When Marie entered, the program was in its infancy. The first classes were based (at Houston Municipal Airport) in Houston. There were no accommodations, they lived in the Oleander Motel, were bussed to the field and flew a hodgepodge of planes. There were no uniforms and it was so secret they were instructed to tell anyone who asked that they were a girls basketball team.
The Houston weather and fog were constant hazards, the instructors didn’t really want to be teaching girls-- but those determined girls endured and flew and flew.
Marie told me about an incident when she was shooting touch-and-go landings. On one pass the BT-13 began vibrating so violently she was thrown against her parachute harness. Then she saw smoke coming out of the engine. She radioed the Tower and told them about the vibration and smoke and she was coming in for an emergency landing. She was told not to land but to climb another 1000 feet and bail out. Reluctantly she pulled back on the stick and gained altitude, but when she looked out into the darkness below, she decided, she’d rather take her chances on landing. So she radioed in and said “Clear the field, I’m landing.” The tower operator gave her the OK but told her to get out and run as soon as she did because the plane might explode. Fortunately it didn’t but the mechanic who checked the engine told her there was only one bolt holding the engine to the plane. Then her instructor said she had to get into another plane and go back up. It was a rule.
When Jackie Cochran finally got permission to move the school to Avenger Field, Marie’s class had already finished their training, so they flew the planes to their new base in Sweetwater, Texas. There they got their wings on May 28, 1943, as the first class to graduate from Avenger.
Marie was sent to New Castle Air Base, Wilmington, Delaware and assigned to the Ferry Command. The pilots flew commercial airlines to the factory where they “bought” the plane then flew it to the base where it was assigned. There they “sold” it to the Army, and returned to New Castle. If a girl got back before midnight, she went out again the next morning.
Usually several girls went to the same factory and Marie was a Flight Leader for the formation to the base. This meant that she filed the flight plan and took care of all the details. They frequently had to RON and were unable to find rooms on the base so sleeping arrangements were a real problem. Sometimes it was on the floor in the Ready Room at the base.
From Wilmington, she was transferred to Fairfax Field in Kansas City, and subsequently to Love Field in Dallas. She flew all the basic and advanced trainers, logged many hours in B-25 twin-engine bombers and pursuit planes. Each of these planes had been tested only once before the WASP picked it up and often problems developed en route. 38 WASPs died in action and many of them were in the Ferry command.

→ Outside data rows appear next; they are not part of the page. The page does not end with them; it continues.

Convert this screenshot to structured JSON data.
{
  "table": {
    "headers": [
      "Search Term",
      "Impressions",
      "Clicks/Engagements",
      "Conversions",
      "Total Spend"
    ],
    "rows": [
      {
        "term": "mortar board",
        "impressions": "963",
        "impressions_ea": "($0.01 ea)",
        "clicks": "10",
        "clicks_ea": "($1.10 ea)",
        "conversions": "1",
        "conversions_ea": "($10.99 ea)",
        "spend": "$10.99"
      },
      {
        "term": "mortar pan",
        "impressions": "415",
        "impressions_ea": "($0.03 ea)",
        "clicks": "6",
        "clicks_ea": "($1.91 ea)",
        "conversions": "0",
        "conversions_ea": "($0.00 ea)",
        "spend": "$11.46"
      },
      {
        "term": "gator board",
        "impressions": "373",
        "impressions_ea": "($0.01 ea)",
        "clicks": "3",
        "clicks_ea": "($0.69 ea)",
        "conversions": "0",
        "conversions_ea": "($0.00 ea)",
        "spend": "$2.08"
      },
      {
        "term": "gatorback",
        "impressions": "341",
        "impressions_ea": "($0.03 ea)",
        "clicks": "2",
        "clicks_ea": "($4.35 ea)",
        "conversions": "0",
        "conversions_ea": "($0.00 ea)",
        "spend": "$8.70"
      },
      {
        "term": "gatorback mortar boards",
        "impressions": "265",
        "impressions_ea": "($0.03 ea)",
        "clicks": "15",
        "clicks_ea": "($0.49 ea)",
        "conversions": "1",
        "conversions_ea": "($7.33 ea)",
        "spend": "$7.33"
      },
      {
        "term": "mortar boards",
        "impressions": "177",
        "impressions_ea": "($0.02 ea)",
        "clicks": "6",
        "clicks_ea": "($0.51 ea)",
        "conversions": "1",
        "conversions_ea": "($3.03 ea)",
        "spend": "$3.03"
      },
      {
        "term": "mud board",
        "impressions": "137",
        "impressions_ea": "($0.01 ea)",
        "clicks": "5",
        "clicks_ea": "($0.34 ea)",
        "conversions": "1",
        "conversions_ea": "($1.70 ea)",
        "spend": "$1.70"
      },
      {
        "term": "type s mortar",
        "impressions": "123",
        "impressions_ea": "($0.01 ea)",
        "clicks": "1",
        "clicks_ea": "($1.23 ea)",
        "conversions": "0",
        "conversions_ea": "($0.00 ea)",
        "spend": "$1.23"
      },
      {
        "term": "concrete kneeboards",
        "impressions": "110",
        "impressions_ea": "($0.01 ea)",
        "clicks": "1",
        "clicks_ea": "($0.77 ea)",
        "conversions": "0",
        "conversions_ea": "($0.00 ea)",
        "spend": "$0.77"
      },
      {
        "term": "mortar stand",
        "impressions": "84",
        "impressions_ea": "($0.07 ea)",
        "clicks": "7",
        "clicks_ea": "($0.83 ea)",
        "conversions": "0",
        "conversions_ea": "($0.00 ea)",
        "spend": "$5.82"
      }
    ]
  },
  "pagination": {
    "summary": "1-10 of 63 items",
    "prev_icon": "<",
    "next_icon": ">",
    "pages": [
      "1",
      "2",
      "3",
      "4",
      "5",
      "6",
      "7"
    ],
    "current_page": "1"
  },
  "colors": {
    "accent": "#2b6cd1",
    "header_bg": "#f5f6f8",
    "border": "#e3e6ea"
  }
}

It was a very brief part of Marie’s long life, but one she cherished.
I am proud to have been her friend------ in spite of the fact that petite Marie could still wear her original WASP uniform.